there; And never may'st thou come Lysander near! For, as a surfeit of the sweetest things, The deepest loathing to the stomach brings; 410 Or, as the heresies, that men do leave, Are hated most of those they did deceive ; So thou, my surfeit, and my heresy, Of all be hated; but the most, of me! And all my powers, address your love and might, To honour Helen, and to be her knight!
[Exit. Her. (starting from sleep. ] Help me, Lysander, help
me! do thy best, To pluck this crawling serpent from my
ACT III. SCENE 1.
The Wood. Enter QUINCE,SNUG, BOTTOM, FLUTE,
Snout, and STARVELING.
The Queen of Fairies lying asleep.
Bottom. Are we all met ?
Quin. Pat, pat; and here's a marvellous convenient place for our rehearsal : This green plot shall be our stage, this hawthorn brake our tyring-house; and we will do it in action, as we will do it before the duke.
Bot. Peter Quince,
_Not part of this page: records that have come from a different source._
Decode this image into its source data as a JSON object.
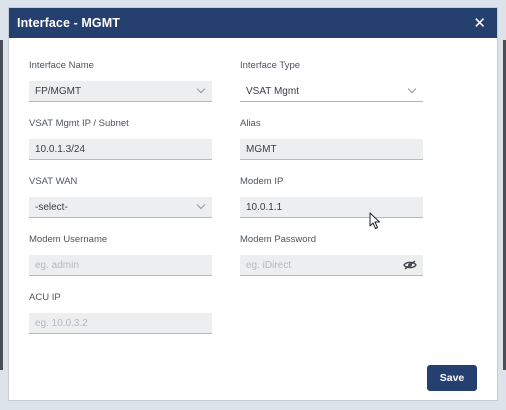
{
  "dialog": {
    "title": "Interface - MGMT",
    "close_glyph": "✕",
    "save_label": "Save"
  },
  "fields": {
    "interface_name": {
      "label": "Interface Name",
      "value": "FP/MGMT"
    },
    "interface_type": {
      "label": "Interface Type",
      "value": "VSAT Mgmt"
    },
    "vsat_mgmt_ip": {
      "label": "VSAT Mgmt IP / Subnet",
      "value": "10.0.1.3/24"
    },
    "alias": {
      "label": "Alias",
      "value": "MGMT"
    },
    "vsat_wan": {
      "label": "VSAT WAN",
      "value": "-select-"
    },
    "modem_ip": {
      "label": "Modem IP",
      "value": "10.0.1.1"
    },
    "modem_username": {
      "label": "Modem Username",
      "placeholder": "eg. admin"
    },
    "modem_password": {
      "label": "Modem Password",
      "placeholder": "eg. iDirect"
    },
    "acu_ip": {
      "label": "ACU IP",
      "placeholder": "eg. 10.0.3.2"
    }
  },
  "colors": {
    "primary": "#253f6e",
    "field_background": "#eceef0",
    "field_underline": "#98c2d6"
  },
  "icons": [
    "close-icon",
    "chevron-down-icon",
    "eye-slash-icon",
    "mouse-cursor-icon"
  ]
}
Bot. There are things in this comedy of Pyramus and Thisby, that will never please. First, Pyramus must draw a sword to kill himself; which the ladies cannot abide. How answer you that?
Snout. By’rlakin, a parlous fear.
Star. I believe, we must leave the killing out, when all is done.
Bot. Not a whit; I have a device to make all well. Write me a prologue: and let the prologue seem to say, we will do no harm with our swords; and that Pyramus is not kill'd, indeed: and, for the more better assurance tell them, that I Pyramus am not Pyramus, but Bottom the weaver : This will put them out of fear.
Quin. Well, we will have such a prologue; and it shall be written in eight and six.
Bot. No, make it two more ; let it be written in eight and eight.
Snout. Will not the ladies be afeard of the lion ?
Bot. Masters, you ought to consider with yourselves; to bring in, God shield us! a lion among ladies, is a most dreadful thing : for there is not a more fearful wild-fowl, than your lion, living ; and we ought to look to it.
33 Snout. Therefore, another prologue must tell, he is not a lion.
Bot. Nay, you must name his name, and half his face must be seen through the lion's neck; and he himself must speak through, saying thus, or to the same defect,-Ladies, or fair ladies, I would wish you, or, I would request you, or, I would entreat you, not to fear, not to tremble : my life for yours. If you think I come hither as a lion, it were pity of my life: No, I am no such thing ; I am a man as other men are:-and there, indeed, let him name his name; and tell them plainly, he is Snug the joiner.
Quin. Well, it shall be so. But there is two hard things; that is, to bring the moon-light into a chamber: for you know, Pyramus and Thisby meet by moon-light.
50 Snug. Doth the moon shine that night we play our play?